Utah Lake Amendments Bill passes in committee
House Bill 240, the Utah Lake Amendments Bill, sponsored by Representative Keven Stratton proposes changes to two key parts of the Utah Lake Restoration Act of 2018. First, the bill requires approval from the Utah governor and legislature regarding the sale of public lands to a private company. In the case of Utah Lake, this refers to the state of Utah allowing the private company Lake Restoration Solutions to dredge the lake, build islands with that material, and then build residential and business developments on them.
Additionally, specific authority is given to the Utah Division of Forestry, Fire and State Lands for review of restoration proposals.
“the State Forest and Fire has to determine these thresholds have been met, but not the legislative management committee or anything. So this has greatly enhanced the transparency and process”, said Representative Stratton

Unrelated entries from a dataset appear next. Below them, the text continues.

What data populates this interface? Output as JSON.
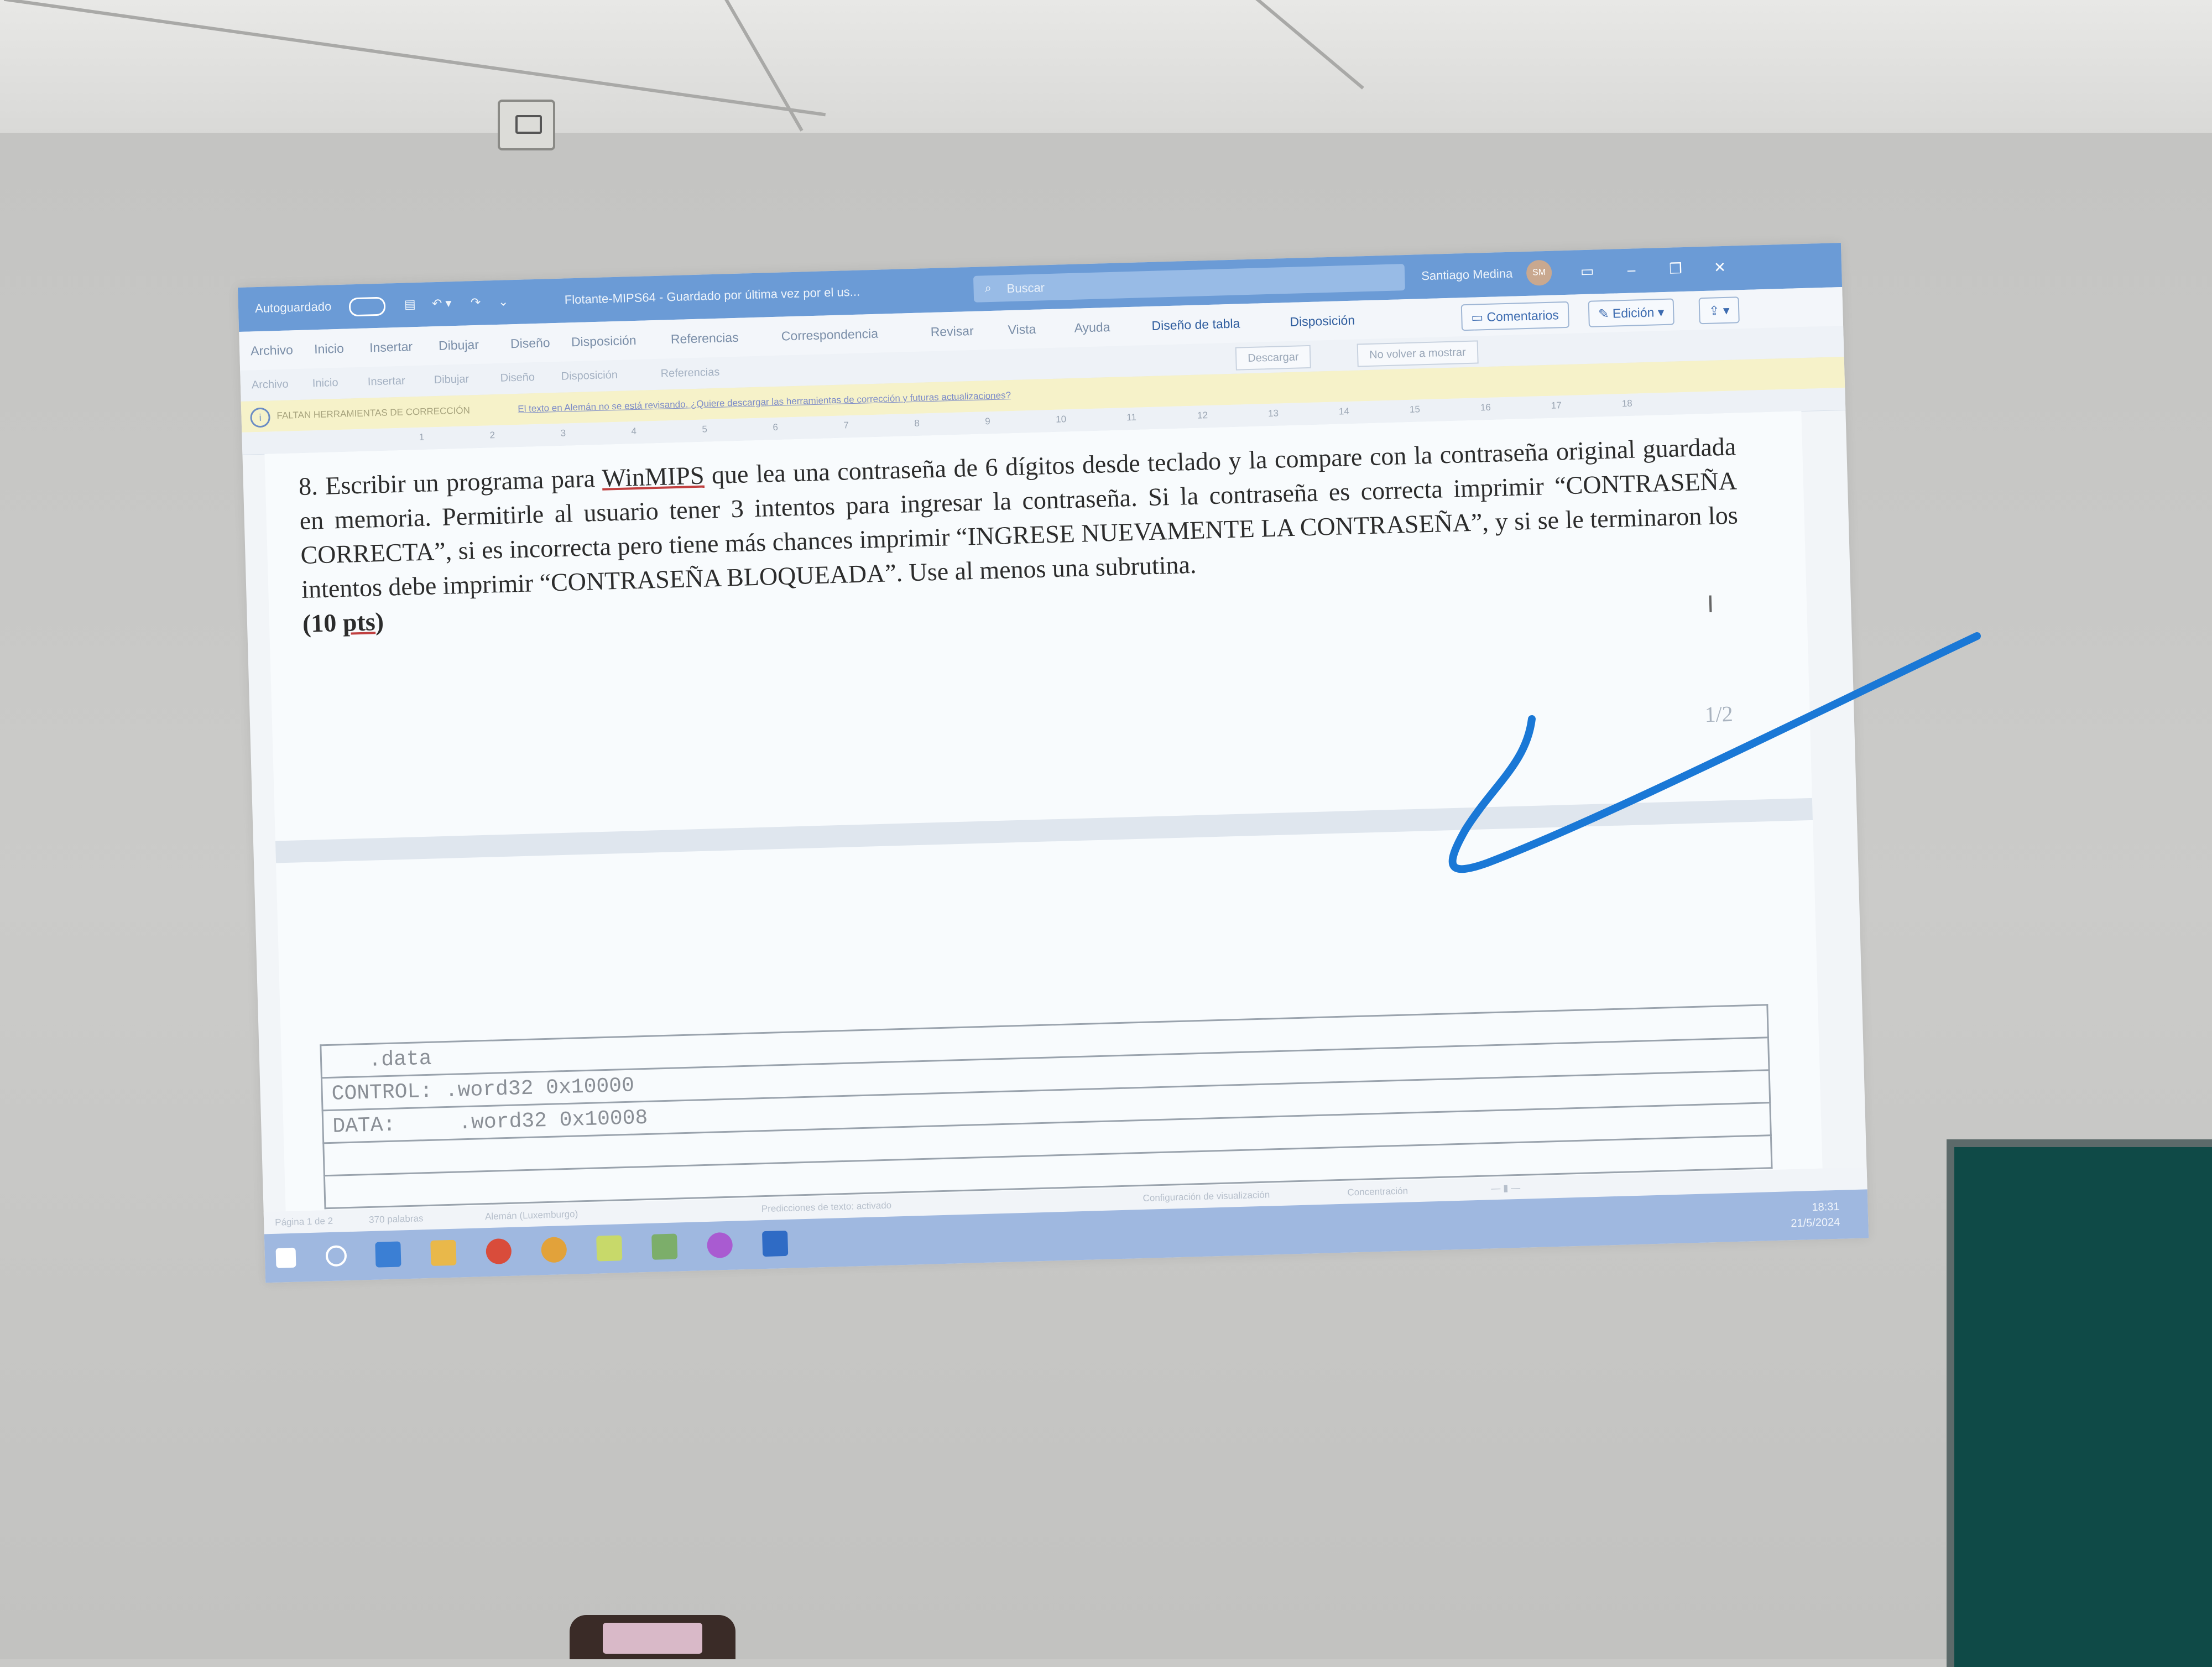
{
  "titlebar": {
    "autosave": "Autoguardado",
    "doc_title": "Flotante-MIPS64 - Guardado por última vez por el us...",
    "search_placeholder": "Buscar",
    "user": "Santiago Medina",
    "avatar_initials": "SM"
  },
  "menu": {
    "items": [
      "Archivo",
      "Inicio",
      "Insertar",
      "Dibujar",
      "Diseño",
      "Disposición",
      "Referencias",
      "Correspondencia",
      "Revisar",
      "Vista",
      "Ayuda",
      "Diseño de tabla",
      "Disposición"
    ],
    "comments_label": "Comentarios",
    "edit_label": "Edición"
  },
  "ribbon": {
    "download_label": "Descargar",
    "dismiss_label": "No volver a mostrar"
  },
  "infobar": {
    "title": "FALTAN HERRAMIENTAS DE CORRECCIÓN",
    "message": "El texto en Alemán no se está revisando. ¿Quiere descargar las herramientas de corrección y futuras actualizaciones?"
  },
  "ruler": [
    "1",
    "2",
    "3",
    "4",
    "5",
    "6",
    "7",
    "8",
    "9",
    "10",
    "11",
    "12",
    "13",
    "14",
    "15",
    "16",
    "17",
    "18"
  ],
  "document": {
    "question_number": "8.",
    "question_pre": "Escribir un programa para",
    "question_link": "WinMIPS",
    "question_post": "que lea una contraseña de 6 dígitos desde teclado y la compare con la contraseña original guardada en memoria. Permitirle al usuario tener 3 intentos para ingresar la contraseña. Si la contraseña es correcta imprimir “CONTRASEÑA CORRECTA”, si es incorrecta pero tiene más chances imprimir “INGRESE NUEVAMENTE LA CONTRASEÑA”, y si se le terminaron los intentos debe imprimir “CONTRASEÑA BLOQUEADA”. Use al menos una subrutina.",
    "points_open": "(10 ",
    "points_word": "pts",
    "points_close": ")",
    "page_number": "1/2",
    "code_rows": [
      "   .data",
      "CONTROL: .word32 0x10000",
      "DATA:     .word32 0x10008",
      "",
      ""
    ]
  },
  "statusbar": {
    "page": "Página 1 de 2",
    "words": "370 palabras",
    "language": "Alemán (Luxemburgo)",
    "predictions": "Predicciones de texto: activado",
    "display_settings": "Configuración de visualización",
    "focus": "Concentración"
  },
  "taskbar": {
    "time": "18:31",
    "date": "21/5/2024"
  },
  "colors": {
    "titlebar": "#6b9bd6",
    "annotation_stroke": "#1a78d6",
    "board": "#0f4a47"
  }
}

Representatives in the House Natural Resources committee unanimously agreed that Utah Lake needs to be restored, but members varied on what restoration should look like.
“We really need to be careful in picking winners and losers, that's a fundamental policy, its governmental, not to pick winners and losers. We certainly all need to be recognizing that the winner here needs to be Utah Lake, that whatever the solution for the lake, that we pursue, is scientifically sound.”, Stratton said.
A rally for Utah Lake was held on the steps of the state capitol Monday. And the outcry against this development project continued in the committee meeting, with nearly a dozen members of the public offering comments, including Craig Christensen, the Director of Conserve Utah Valley
“This amendment is about process and transparency, I don't understand why that wouldn't be a really good idea with something as significant as Utah Lake, I'm asking you. The idea of process transparency is something that we as the public have not seen.” Said Christensen.
The bill passed the committee with a vote of 7 to 6 and will now move into the House of Representatives for a vote.
Aimee Van Tatenhove contributed to this report. With Utah Public Radio, I’m Ellis Juhlin.